WASHINGTON (Reuters) - The U.S. Securities and Exchange Commission said on Thursday that two investment adviser subsidiaries of Voya Financial Inc (VOYA.N) agreed to pay about $3.6 million to settle charges that it failed to disclose conflicts of interest and made misleading disclosures.
The SEC announced the charges at the same time as announcing the settlement.
According to the SEC, the subsidiary companies served as investment advisers to certain mutual funds offered through insurance companies, while also lending securities held by those funds.
The advisers recalled the loaned securities before their dividend record dates so the insurance company affiliates could receive tax benefits. Doing so caused the funds and their investors to lose securities-lending income without receiving any of the tax benefit, the SEC said.

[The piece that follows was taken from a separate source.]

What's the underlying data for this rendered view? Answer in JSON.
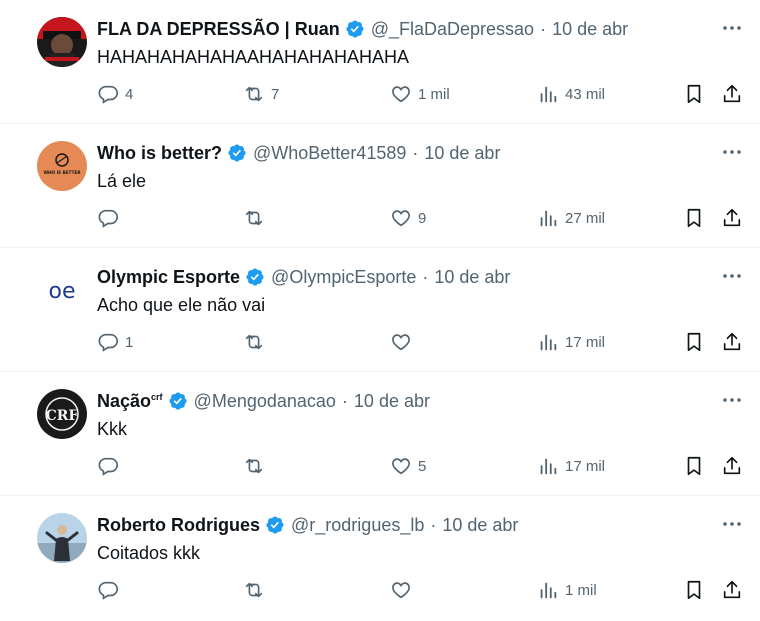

The advisers did not disclose the conflict of interest to the funds’ board of directors or in the funds’ prospectuses, the SEC said.
The advisers neither admitted nor denied the findings, the SEC said.
“We are pleased to have reached this settlement,” Voya spokesman Chris Breslin said in a statement. “Today’s announcement means we avoid a lengthy and costly litigation process and can focus our resources on delivering high-quality investment service to our clients.”
Under the amount to be paid under the agreement, about $2 million will go directly to the affected mutual funds, the SEC said.
Voya manages 401(k) plans for Reuters.
Reporting by Makini Brice; Editing by Jonathan Oatis and Leslie Adler